Those who read this blog may have noticed that by and large I am a rather private person. I am much more comfortable discussing my ideas than my feelings, and tend to be reticent about the details of my daily life. And so my latest "Rite Behavior" column in Witches and Pagans was a particular challenge for me: it speaks at some length and in uncomfortable detail about my ongoing struggles with substance abuse.
I went public with this for a few reasons. One is because addiction thrives on shame and secrecy. It entangles its victims - substance abusers and innocent bystanders alike - in a web of lies and half-truths. It isolates addicts from their friends, their families and ultimately from themselves.
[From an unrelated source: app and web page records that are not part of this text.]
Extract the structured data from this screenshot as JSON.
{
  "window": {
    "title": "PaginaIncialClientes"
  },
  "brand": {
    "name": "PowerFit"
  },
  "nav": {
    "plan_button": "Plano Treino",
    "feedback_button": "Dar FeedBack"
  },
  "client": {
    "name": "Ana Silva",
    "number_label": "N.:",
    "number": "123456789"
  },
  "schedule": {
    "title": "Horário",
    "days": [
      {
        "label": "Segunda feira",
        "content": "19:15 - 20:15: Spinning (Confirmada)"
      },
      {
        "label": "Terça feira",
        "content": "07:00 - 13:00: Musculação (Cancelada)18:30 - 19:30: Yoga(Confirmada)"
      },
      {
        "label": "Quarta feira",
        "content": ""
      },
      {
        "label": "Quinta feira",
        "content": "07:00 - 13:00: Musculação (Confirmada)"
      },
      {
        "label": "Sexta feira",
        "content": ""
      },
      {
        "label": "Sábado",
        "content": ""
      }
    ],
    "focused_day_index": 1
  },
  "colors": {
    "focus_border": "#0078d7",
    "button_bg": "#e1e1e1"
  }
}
Admitting to yourself and to others that your use is out of control is the first step toward breaking out of that web: until you acknowledge the damage which has been done, you will have little chance of repairing it.
Another is that I believe the current models of substance abuse treatment - more precisely, the almost exclusive use of the 12-Step/Abstinence-based and punitive/law enforcement models - are seriously flawed and based largely on our Puritan distrust of all things pleasurable. In the name of fighting addiction we throw doctors in prison for prescribing pain medication to suffering patients: thanks largely to drug offenses 55% of African-American men in Chicago - and similarly high percentages in many other American cities - are convicted felons. I acknowledge that substance abuse is a problem, and that I suffer from that problem: I recognize that we need to do something about it. But I also see that our current efforts are not working, and that alternate approaches are desperately needed. By talking about my experience and encouraging others to share theirs I hope we might save some addicts who might otherwise be lost, myself included.
I'm not interested in playing the Redeemed Sinner ala Robert Downey, Jr. and various other celebrity rehab graduates. But neither am I interested in playing the Entertaining Party Animal ala Charlie Sheen or graduating to Tragic Drug Victim ala Amy Winehouse. Since that article was written I've done a reasonably good to mediocre job of staying clean: there have been a couple of slip-ups but nothing that spiraled out of control. And recent events in my personal life (more on that later) have kept me occupied enough to resist the worst temptations. Right now there is enough good stuff going on in my life to help me steer clear of the bad, but I also know how quickly things can change when dealing with addiction. I hope to come out of this struggle as one comes out of any successful Ordeal: with hard-acquired wisdom and as few scars as possible.